§ **ASSIGNMENT**
None of the pictures should be copied, though every line of the listing must be printed exactly.

DATA PROVIDED section start

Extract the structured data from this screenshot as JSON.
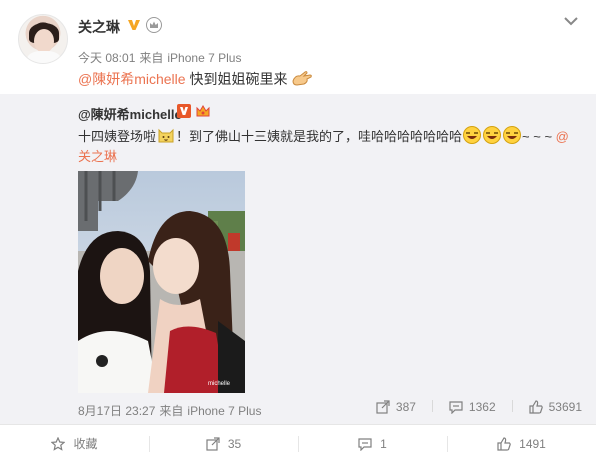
{
  "post": {
    "author": "关之琳",
    "time": "今天 08:01",
    "source_prefix": "来自",
    "source": "iPhone 7 Plus",
    "mention": "@陳妍希michelle",
    "text": " 快到姐姐碗里来",
    "verified_icon": "yellow-v-verified",
    "vip_icon": "crown-vip",
    "menu_icon": "chevron-down"
  },
  "repost": {
    "author": "@陳妍希michelle",
    "text_part1": "十四姨登场啦",
    "text_part2": "！到了佛山十三姨就是我的了，哇哈哈哈哈哈哈哈",
    "text_tail": "~ ~ ~ ",
    "text_mention": "@关之琳",
    "time": "8月17日 23:27",
    "source_prefix": "来自",
    "source": "iPhone 7 Plus",
    "reposts": "387",
    "comments": "1362",
    "likes": "53691",
    "photo_watermark": "michelle"
  },
  "actions": {
    "favorite_label": "收藏",
    "repost_count": "35",
    "comment_count": "1",
    "like_count": "1491"
  },
  "colors": {
    "mention": "#eb7350",
    "muted": "#808080",
    "repost_bg": "#f2f2f5"
  }
}
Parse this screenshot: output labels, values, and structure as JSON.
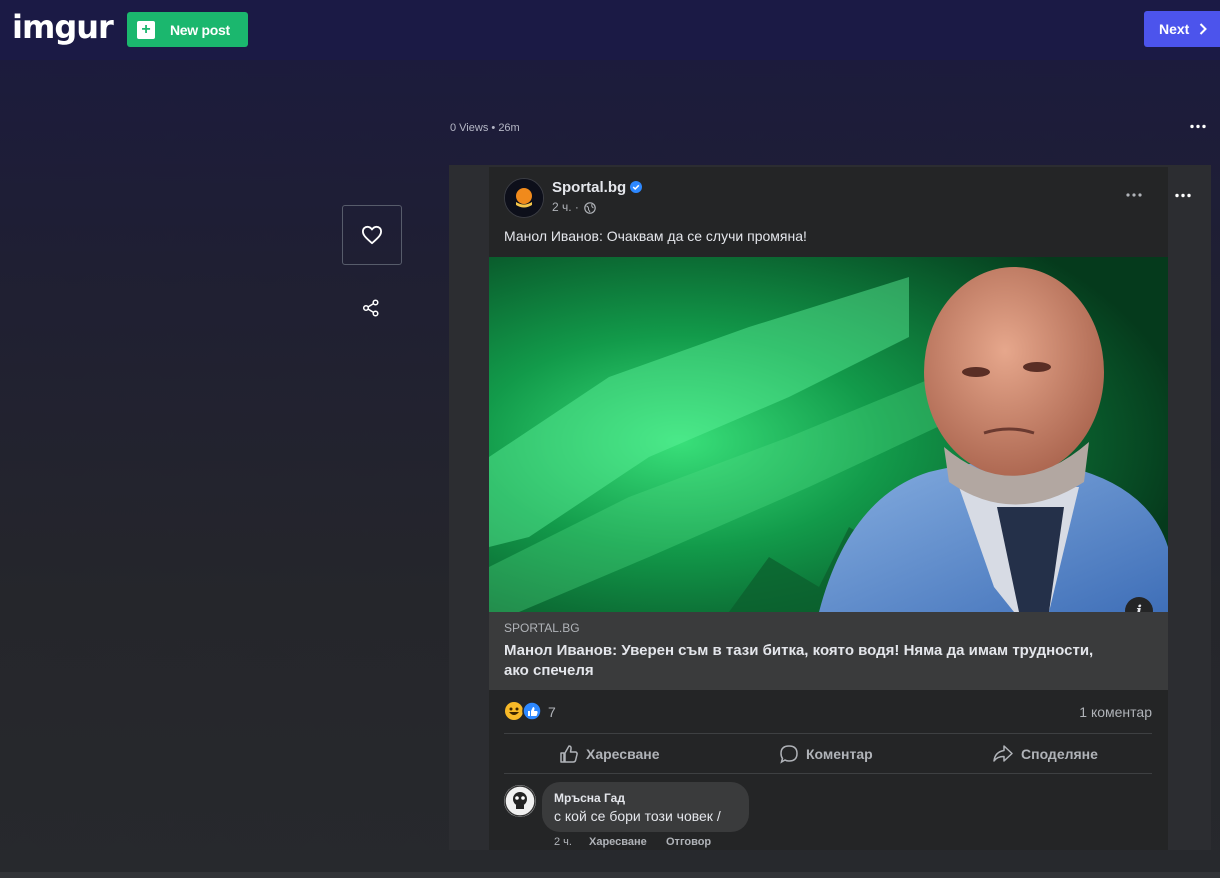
{
  "header": {
    "logo": "imgur",
    "new_post_label": "New post",
    "next_label": "Next"
  },
  "post_meta": {
    "views": "0 Views",
    "separator": "•",
    "age": "26m"
  },
  "icons": {
    "like": "heart-icon",
    "share": "share-icon",
    "options": "more-dots-icon"
  },
  "fb_post": {
    "page_name": "Sportal.bg",
    "time": "2 ч. ·",
    "caption": "Манол Иванов: Очаквам да се случи промяна!",
    "link_domain": "SPORTAL.BG",
    "link_title": "Манол Иванов: Уверен съм в тази битка, която водя! Няма да имам трудности, ако спечеля",
    "reaction_count": "7",
    "comment_count": "1 коментар",
    "actions": {
      "like": "Харесване",
      "comment": "Коментар",
      "share": "Споделяне"
    },
    "comment": {
      "author": "Мръсна Гад",
      "text": "с кой се бори този човек /",
      "time": "2 ч.",
      "like": "Харесване",
      "reply": "Отговор"
    },
    "colors": {
      "brand_green": "#1bb76e",
      "next_blue": "#4c54ec",
      "fb_blue": "#2d88ff"
    }
  }
}
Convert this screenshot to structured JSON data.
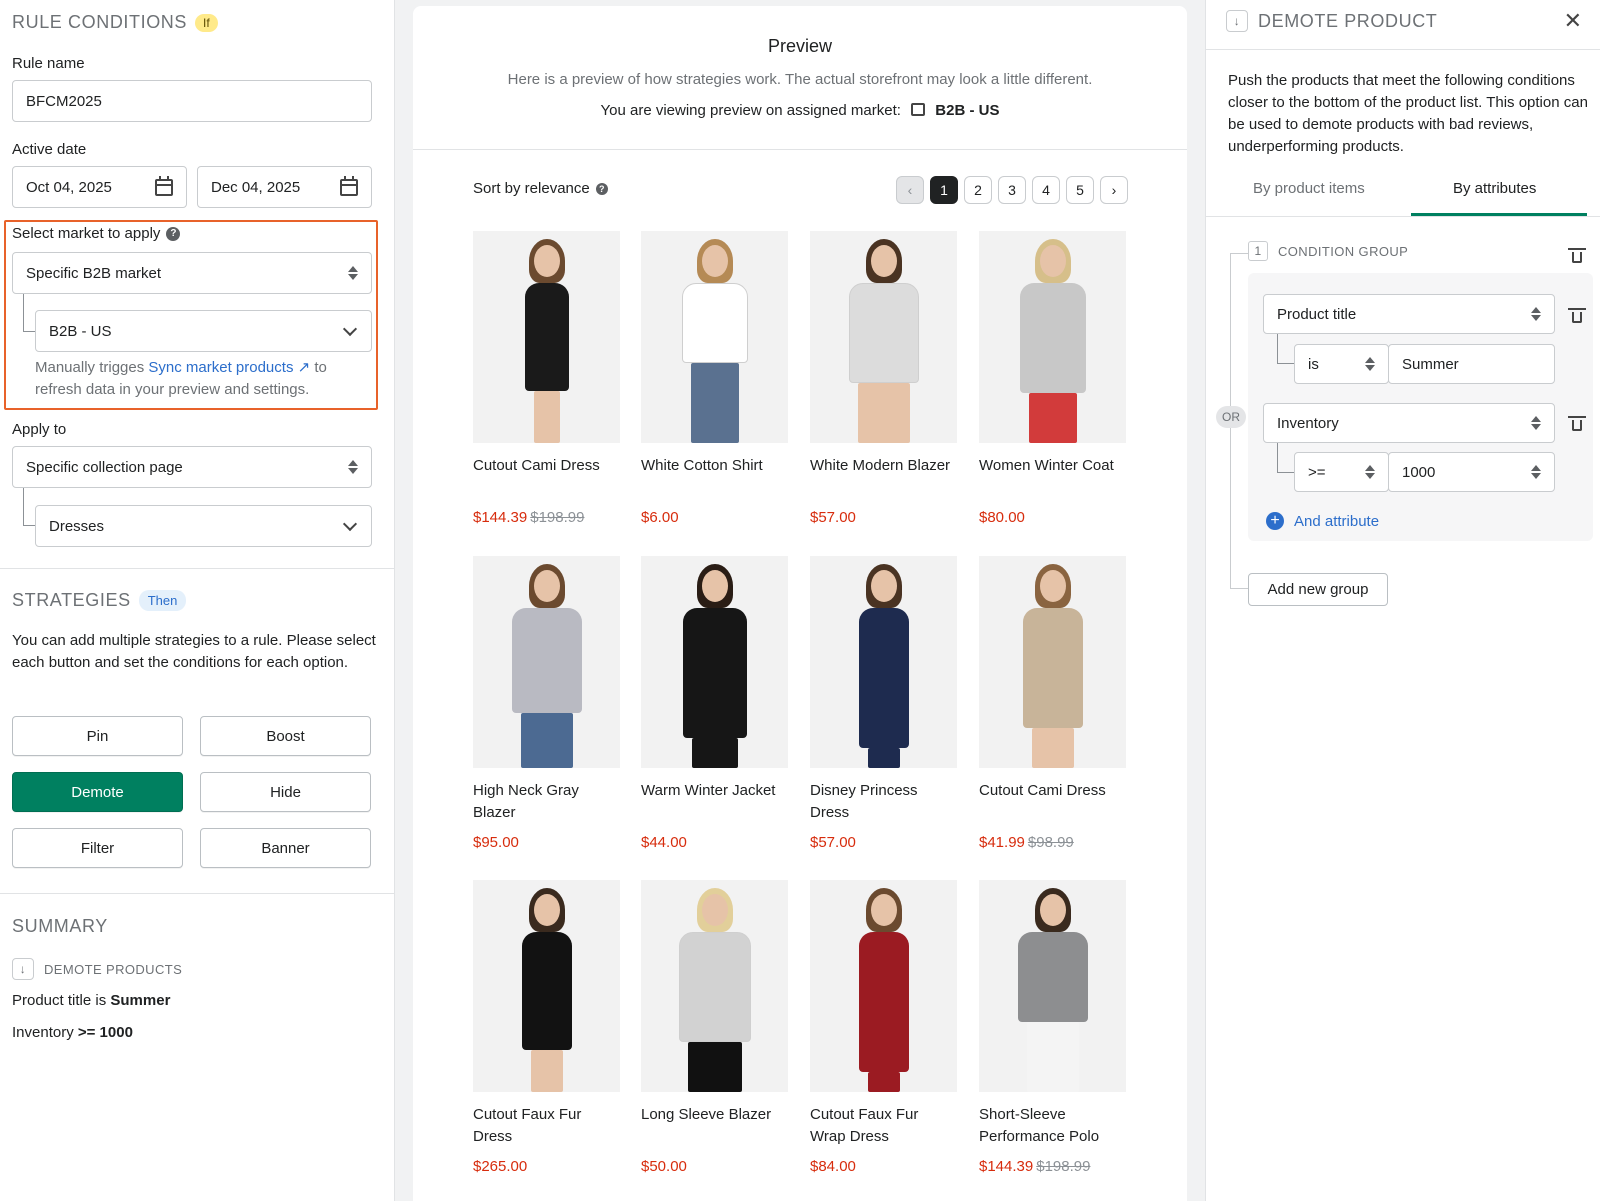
{
  "left": {
    "rule_conditions": {
      "title": "RULE CONDITIONS",
      "tag": "If"
    },
    "rule_name": {
      "label": "Rule name",
      "value": "BFCM2025"
    },
    "active_date": {
      "label": "Active date",
      "start": "Oct 04, 2025",
      "end": "Dec 04, 2025"
    },
    "market": {
      "label": "Select market to apply",
      "select_value": "Specific B2B market",
      "sub_value": "B2B - US",
      "hint_prefix": "Manually trigges",
      "hint_link": "Sync market products",
      "hint_suffix": "to refresh data in your preview and settings."
    },
    "apply_to": {
      "label": "Apply to",
      "select_value": "Specific collection page",
      "sub_value": "Dresses"
    },
    "strategies": {
      "title": "STRATEGIES",
      "tag": "Then",
      "desc": "You can add multiple strategies to a rule. Please select each button and set the conditions for each option.",
      "buttons": {
        "pin": "Pin",
        "boost": "Boost",
        "demote": "Demote",
        "hide": "Hide",
        "filter": "Filter",
        "banner": "Banner"
      }
    },
    "summary": {
      "title": "SUMMARY",
      "action": "DEMOTE PRODUCTS",
      "line1_label": "Product title is",
      "line1_value": "Summer",
      "line2_label": "Inventory",
      "line2_value": ">= 1000"
    }
  },
  "preview": {
    "title": "Preview",
    "subtitle": "Here is a preview of how strategies work. The actual storefront may look a little different.",
    "market_prefix": "You are viewing preview on assigned market:",
    "market_value": "B2B - US",
    "sort_label": "Sort by relevance",
    "pages": [
      "1",
      "2",
      "3",
      "4",
      "5"
    ],
    "products": [
      {
        "name": "Cutout Cami Dress",
        "price": "$144.39",
        "old": "$198.99"
      },
      {
        "name": "White Cotton Shirt",
        "price": "$6.00",
        "old": ""
      },
      {
        "name": "White Modern Blazer",
        "price": "$57.00",
        "old": ""
      },
      {
        "name": "Women Winter Coat",
        "price": "$80.00",
        "old": ""
      },
      {
        "name": "High Neck Gray Blazer",
        "price": "$95.00",
        "old": ""
      },
      {
        "name": "Warm Winter Jacket",
        "price": "$44.00",
        "old": ""
      },
      {
        "name": "Disney Princess Dress",
        "price": "$57.00",
        "old": ""
      },
      {
        "name": "Cutout Cami Dress",
        "price": "$41.99",
        "old": "$98.99"
      },
      {
        "name": "Cutout Faux Fur Dress",
        "price": "$265.00",
        "old": ""
      },
      {
        "name": "Long Sleeve Blazer",
        "price": "$50.00",
        "old": ""
      },
      {
        "name": "Cutout Faux Fur Wrap Dress",
        "price": "$84.00",
        "old": ""
      },
      {
        "name": "Short-Sleeve Performance Polo",
        "price": "$144.39",
        "old": "$198.99"
      }
    ]
  },
  "right": {
    "title": "DEMOTE PRODUCT",
    "description": "Push the products that meet the following conditions closer to the bottom of the product list. This option can be used to demote products with bad reviews, underperforming products.",
    "tabs": {
      "items": "By product items",
      "attributes": "By attributes"
    },
    "group_number": "1",
    "group_title": "CONDITION GROUP",
    "or_label": "OR",
    "cond1": {
      "field": "Product title",
      "operator": "is",
      "value": "Summer"
    },
    "cond2": {
      "field": "Inventory",
      "operator": ">=",
      "value": "1000"
    },
    "and_attribute": "And attribute",
    "add_group": "Add new group"
  },
  "colors": {
    "primary": "#008060",
    "highlight": "#e8622a",
    "price": "#d72c0d",
    "link": "#2c6ecb"
  }
}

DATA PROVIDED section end

§ **EXERCISE RESULT**
Extract the structured data from this screenshot as JSON.
{
  "post": {
    "author": "关之琳",
    "time": "今天 08:01",
    "source_prefix": "来自",
    "source": "iPhone 7 Plus",
    "mention": "@陳妍希michelle",
    "text": " 快到姐姐碗里来",
    "verified_icon": "yellow-v-verified",
    "vip_icon": "crown-vip",
    "menu_icon": "chevron-down"
  },
  "repost": {
    "author": "@陳妍希michelle",
    "text_part1": "十四姨登场啦",
    "text_part2": "！到了佛山十三姨就是我的了，哇哈哈哈哈哈哈哈",
    "text_tail": "~ ~ ~ ",
    "text_mention": "@关之琳",
    "time": "8月17日 23:27",
    "source_prefix": "来自",
    "source": "iPhone 7 Plus",
    "reposts": "387",
    "comments": "1362",
    "likes": "53691",
    "photo_watermark": "michelle"
  },
  "actions": {
    "favorite_label": "收藏",
    "repost_count": "35",
    "comment_count": "1",
    "like_count": "1491"
  },
  "colors": {
    "mention": "#eb7350",
    "muted": "#808080",
    "repost_bg": "#f2f2f5"
  }
}
Parse this screenshot: output labels, values, and structure as JSON.
{
  "header": {
    "logo": "imgur",
    "new_post_label": "New post",
    "next_label": "Next"
  },
  "post_meta": {
    "views": "0 Views",
    "separator": "•",
    "age": "26m"
  },
  "icons": {
    "like": "heart-icon",
    "share": "share-icon",
    "options": "more-dots-icon"
  },
  "fb_post": {
    "page_name": "Sportal.bg",
    "time": "2 ч. ·",
    "caption": "Манол Иванов: Очаквам да се случи промяна!",
    "link_domain": "SPORTAL.BG",
    "link_title": "Манол Иванов: Уверен съм в тази битка, която водя! Няма да имам трудности, ако спечеля",
    "reaction_count": "7",
    "comment_count": "1 коментар",
    "actions": {
      "like": "Харесване",
      "comment": "Коментар",
      "share": "Споделяне"
    },
    "comment": {
      "author": "Мръсна Гад",
      "text": "с кой се бори този човек /",
      "time": "2 ч.",
      "like": "Харесване",
      "reply": "Отговор"
    },
    "colors": {
      "brand_green": "#1bb76e",
      "next_blue": "#4c54ec",
      "fb_blue": "#2d88ff"
    }
  }
}
Convert this screenshot to structured JSON data.
{
  "left": {
    "rule_conditions": {
      "title": "RULE CONDITIONS",
      "tag": "If"
    },
    "rule_name": {
      "label": "Rule name",
      "value": "BFCM2025"
    },
    "active_date": {
      "label": "Active date",
      "start": "Oct 04, 2025",
      "end": "Dec 04, 2025"
    },
    "market": {
      "label": "Select market to apply",
      "select_value": "Specific B2B market",
      "sub_value": "B2B - US",
      "hint_prefix": "Manually trigges",
      "hint_link": "Sync market products",
      "hint_suffix": "to refresh data in your preview and settings."
    },
    "apply_to": {
      "label": "Apply to",
      "select_value": "Specific collection page",
      "sub_value": "Dresses"
    },
    "strategies": {
      "title": "STRATEGIES",
      "tag": "Then",
      "desc": "You can add multiple strategies to a rule. Please select each button and set the conditions for each option.",
      "buttons": {
        "pin": "Pin",
        "boost": "Boost",
        "demote": "Demote",
        "hide": "Hide",
        "filter": "Filter",
        "banner": "Banner"
      }
    },
    "summary": {
      "title": "SUMMARY",
      "action": "DEMOTE PRODUCTS",
      "line1_label": "Product title is",
      "line1_value": "Summer",
      "line2_label": "Inventory",
      "line2_value": ">= 1000"
    }
  },
  "preview": {
    "title": "Preview",
    "subtitle": "Here is a preview of how strategies work. The actual storefront may look a little different.",
    "market_prefix": "You are viewing preview on assigned market:",
    "market_value": "B2B - US",
    "sort_label": "Sort by relevance",
    "pages": [
      "1",
      "2",
      "3",
      "4",
      "5"
    ],
    "products": [
      {
        "name": "Cutout Cami Dress",
        "price": "$144.39",
        "old": "$198.99"
      },
      {
        "name": "White Cotton Shirt",
        "price": "$6.00",
        "old": ""
      },
      {
        "name": "White Modern Blazer",
        "price": "$57.00",
        "old": ""
      },
      {
        "name": "Women Winter Coat",
        "price": "$80.00",
        "old": ""
      },
      {
        "name": "High Neck Gray Blazer",
        "price": "$95.00",
        "old": ""
      },
      {
        "name": "Warm Winter Jacket",
        "price": "$44.00",
        "old": ""
      },
      {
        "name": "Disney Princess Dress",
        "price": "$57.00",
        "old": ""
      },
      {
        "name": "Cutout Cami Dress",
        "price": "$41.99",
        "old": "$98.99"
      },
      {
        "name": "Cutout Faux Fur Dress",
        "price": "$265.00",
        "old": ""
      },
      {
        "name": "Long Sleeve Blazer",
        "price": "$50.00",
        "old": ""
      },
      {
        "name": "Cutout Faux Fur Wrap Dress",
        "price": "$84.00",
        "old": ""
      },
      {
        "name": "Short-Sleeve Performance Polo",
        "price": "$144.39",
        "old": "$198.99"
      }
    ]
  },
  "right": {
    "title": "DEMOTE PRODUCT",
    "description": "Push the products that meet the following conditions closer to the bottom of the product list. This option can be used to demote products with bad reviews, underperforming products.",
    "tabs": {
      "items": "By product items",
      "attributes": "By attributes"
    },
    "group_number": "1",
    "group_title": "CONDITION GROUP",
    "or_label": "OR",
    "cond1": {
      "field": "Product title",
      "operator": "is",
      "value": "Summer"
    },
    "cond2": {
      "field": "Inventory",
      "operator": ">=",
      "value": "1000"
    },
    "and_attribute": "And attribute",
    "add_group": "Add new group"
  },
  "colors": {
    "primary": "#008060",
    "highlight": "#e8622a",
    "price": "#d72c0d",
    "link": "#2c6ecb"
  }
}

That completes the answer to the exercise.